Rice beer – I’ll admit, it’s not my favorite. But rice beer is a Japanese staple.
Shochu – Japanese alcohol that is distilled from rice, brown sugar, sweet potatoes, barley, or other plants. It contains a moderate percentage of alcohol and is often drank with a mixer.
Sake – Probably the most famous Japanese alcohol, this one is made by fermenting rice. Unlike beer or wine, it has a much higher alcohol percentage of roughly 15-20%.
Snacks & Candy
Got a sweet tooth? Check out any of these Japanese goodies:
Kit-Kats – Yes, they are American, but Japan is full of different flavored Kit-Kats! Like matcha green tea, strawberry, and fall chestnut.
Pocky – ‘biscuit sticks’ dipped in chocolate, strawberry, or other flavored coatings.
Mochi – Made from rice, this sweet has a gummy-like texture and is usually filled with red bean paste, matcha, or other flavors.
Mochi ice cream – Take the mochi I just described and fill it with ice cream. You’re welcome. (Check out My/Mo in your grocery store’s freezer!)
Watch a Japanese Movie
Anything by Studio Ghibli
If there’s one thing that really stands out in Japanese film, it’s Studio Ghibli. Creator of the famous movies Princess Mononoke, Howl’s Moving Castle, My Neighbor Totoro, Spirited Away, and so many others, Ghibli films are incredible! My favorite? Kiki’s Delivery Service. It’s adorable!
The Grudge & The Ring
Both of these horror films were Americanized and released in the US. But if you want a true scare, watch the original Japanese versions.
An American movie set in Japan, in a place known as “Suicide Forest” at the foot of Mount Fuji. The lead character is played by Natalie Dormer (from Game of Thrones) who goes on a quest to find her missing twin sister in this suspenseful story.
A recent anime that’s not from Studio Ghibli, this film won several awards and is a well-loved romantic fantasy.
Pokemon, Sailor Moon, & One Piece
You can never go wrong with traditional Japanese anime. And each of theses series has enough episodes to entertain you and the kids for ages!
Learn the Lingo
Most people know some basics in Japanese, even if they don’t realize it! Thanks to a famous song about a robot, we know “arigato” means “thank you”. The counterpart? “Doitashimashite” is a very fun way to say “you’re welcome”!
When your guests enter your house for your Japanese culture night, greet them with “kon-nichiwa” and bid them farewell with “sayonara”.
Play Japanese Games
Japan is known for so many pop culture staples, and rightfully so. One of the best? Video games! Nintendo has been a favorite for so many years, and there are lots of great options to play. You can choose to go old school with the classic Nintendo or the N64, or you go for something handheld, like the DS or the Switch. Either way, it’s a great way to entertain the family.
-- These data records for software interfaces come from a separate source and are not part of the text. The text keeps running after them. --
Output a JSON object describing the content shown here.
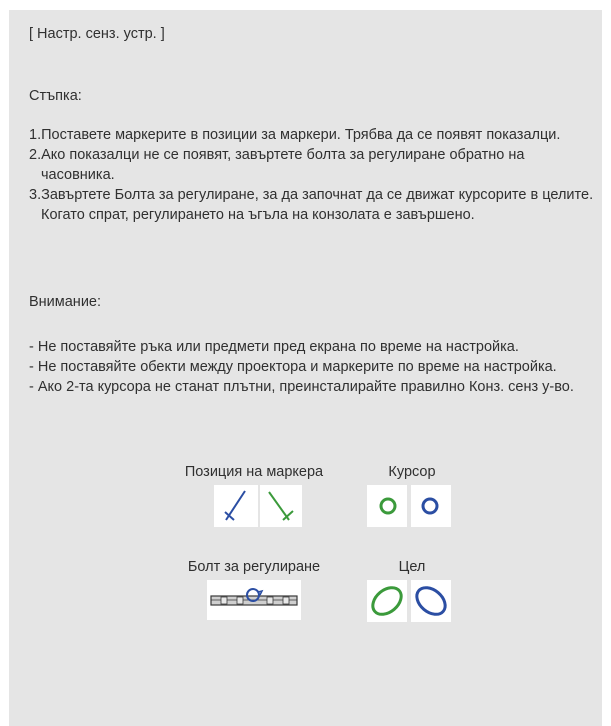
{
  "screen": {
    "title": "[ Настр. сенз. устр. ]",
    "steps_heading": "Стъпка:",
    "steps": [
      "1.Поставете маркерите в позиции за маркери. Трябва да се появят показалци.",
      "2.Ако показалци не се появят, завъртете болта за регулиране обратно на часовника.",
      "3.Завъртете Болта за регулиране, за да започнат да се движат курсорите в целите. Когато спрат, регулирането на ъгъла на конзолата е завършено."
    ],
    "warning_heading": "Внимание:",
    "warnings": [
      "- Не поставяйте ръка или предмети пред екрана по време на настройка.",
      "- Не поставяйте обекти между проектора и маркерите по време на настройка.",
      "- Ако 2-та курсора не станат плътни, преинсталирайте правилно Конз. сенз у-во."
    ],
    "legend": {
      "marker_position_label": "Позиция на маркера",
      "cursor_label": "Курсор",
      "adjust_bolt_label": "Болт за регулиране",
      "target_label": "Цел"
    },
    "colors": {
      "panel_bg": "#e5e5e5",
      "text": "#303030",
      "blue": "#2b4ea3",
      "green": "#3b9a3b"
    },
    "icons": [
      "marker-blue-icon",
      "marker-green-icon",
      "cursor-green-icon",
      "cursor-blue-icon",
      "adjust-bolt-icon",
      "target-green-icon",
      "target-blue-icon"
    ]
  }
}
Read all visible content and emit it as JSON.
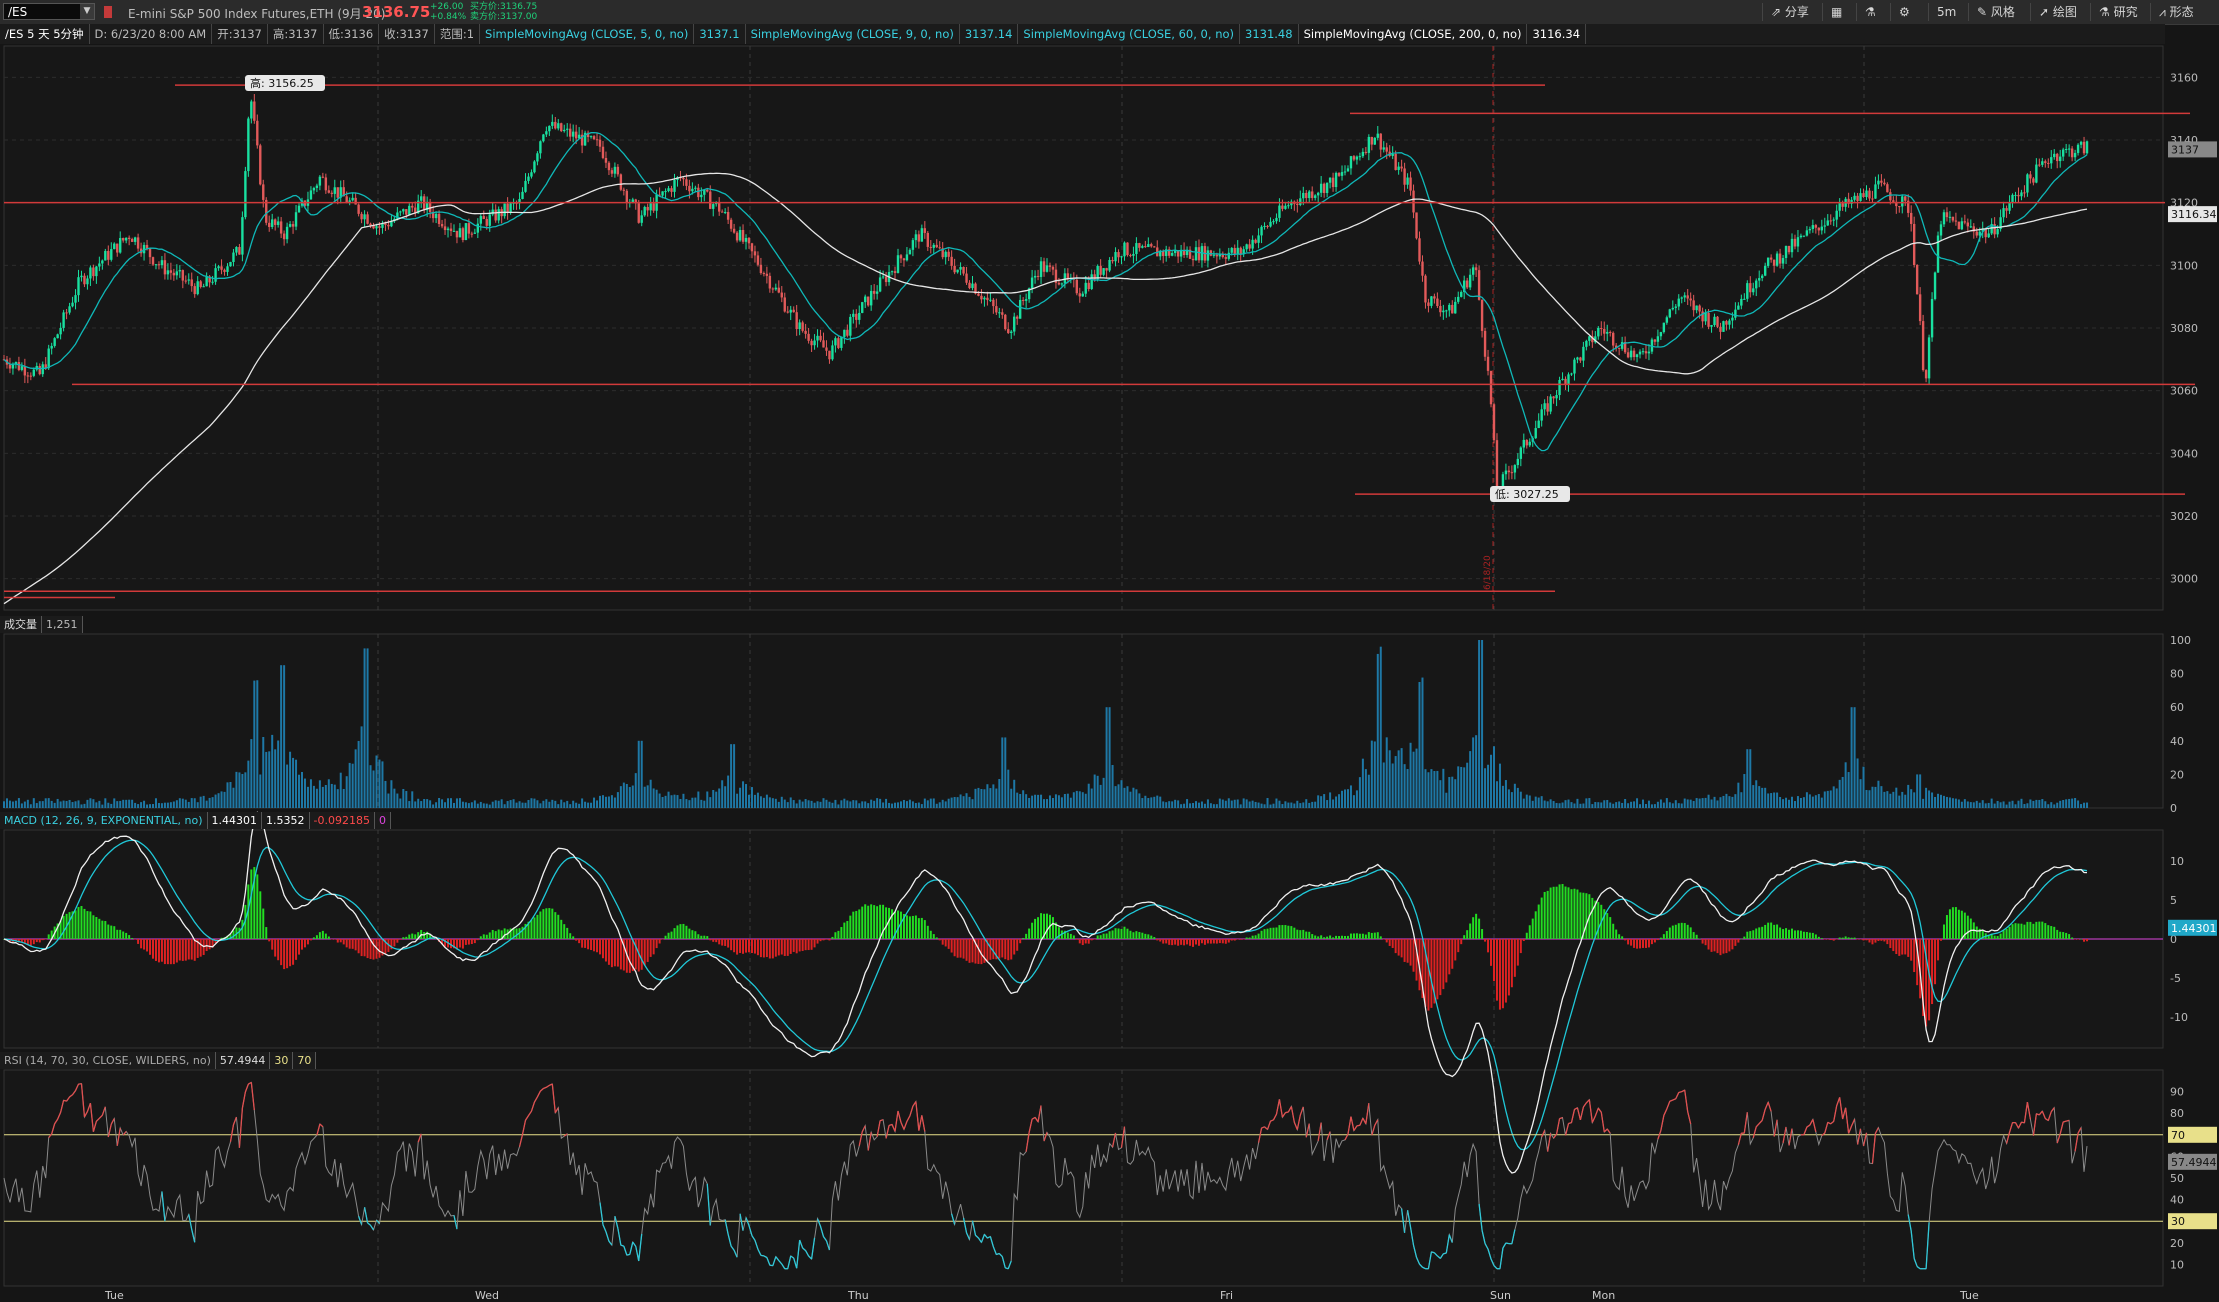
{
  "toolbar": {
    "symbol": "/ES",
    "description": "E-mini S&P 500 Index Futures,ETH (9月 20)",
    "last_price": "3136.75",
    "change": "+26.00",
    "change_pct": "+0.84%",
    "bid": "买方价:3136.75",
    "ask": "卖方价:3137.00",
    "buttons": [
      "分享",
      "",
      "",
      "",
      "5m",
      "风格",
      "绘图",
      "研究",
      "形态"
    ]
  },
  "infobar": {
    "items": [
      "/ES 5 天 5分钟",
      "D: 6/23/20 8:00 AM",
      "开:3137",
      "高:3137",
      "低:3136",
      "收:3137",
      "范围:1",
      "SimpleMovingAvg (CLOSE, 5, 0, no)",
      "3137.1",
      "SimpleMovingAvg (CLOSE, 9, 0, no)",
      "3137.14",
      "SimpleMovingAvg (CLOSE, 60, 0, no)",
      "3131.48",
      "SimpleMovingAvg (CLOSE, 200, 0, no)",
      "3116.34"
    ]
  },
  "price_panel": {
    "y_ticks": [
      "3160",
      "3140",
      "3120",
      "3100",
      "3080",
      "3060",
      "3040",
      "3020",
      "3000"
    ],
    "high_label": "高: 3156.25",
    "low_label": "低: 3027.25",
    "price_tag_last": "3137",
    "price_tag_sma200": "3116.34",
    "vline_label": "6/18/20"
  },
  "volume_panel": {
    "labels": [
      "成交量",
      "1,251"
    ],
    "y_ticks": [
      "100",
      "80",
      "60",
      "40",
      "20",
      "0"
    ]
  },
  "macd_panel": {
    "labels": [
      "MACD (12, 26, 9, EXPONENTIAL, no)",
      "1.44301",
      "1.5352",
      "-0.092185",
      "0"
    ],
    "y_ticks": [
      "10",
      "5",
      "0",
      "-5",
      "-10"
    ],
    "value_tag": "1.44301"
  },
  "rsi_panel": {
    "labels": [
      "RSI (14, 70, 30, CLOSE, WILDERS, no)",
      "57.4944",
      "30",
      "70"
    ],
    "y_ticks": [
      "90",
      "80",
      "70",
      "60",
      "50",
      "40",
      "30",
      "20",
      "10"
    ],
    "tag_70": "70",
    "tag_value": "57.4944",
    "tag_30": "30"
  },
  "x_axis": {
    "labels": [
      "Tue",
      "Wed",
      "Thu",
      "Fri",
      "Sun",
      "Mon",
      "Tue"
    ]
  },
  "colors": {
    "background": "#151515",
    "up_candle": "#19e0a0",
    "down_candle": "#e25a5a",
    "sma5": "#0fb8b8",
    "sma200": "#e6e6e6",
    "support_line": "#d23a3a",
    "volume": "#1e78a6",
    "macd_pos": "#22dd22",
    "macd_neg": "#dd2222",
    "rsi_line": "#8a8a8a",
    "rsi_band": "#e8e08a"
  }
}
Did you know that you can go-kart around the streets of Tokyo? It’s almost like real-life Mario Kart!
Not into video games? There are plenty of board games from Japan as well – and they are all fantastic! My husband and I are huge board game nerds, and we have several Japanese board games on our shelves. A few favorites are Machi Koro, Tokaido, Takenoko, and Sushi Go. Check them out for yourself!
If you want to get out of the house for a short while, take a walk and catch some Pokemon! While the craze to ‘catch them all’ seems to come and go in the US, it is ever-present in Japan. There are even several Pokemon centers around Tokyo!
Lastly, for an even more subdued activity, you can never go wrong with reading some traditional anime comic books. There are so many good ones to choose from!
Enjoy Japan… At Home
Now that you have all the pieces to host your own Japanese culture night, you’re in for a treat! You might just find this a regular occurrence in your house.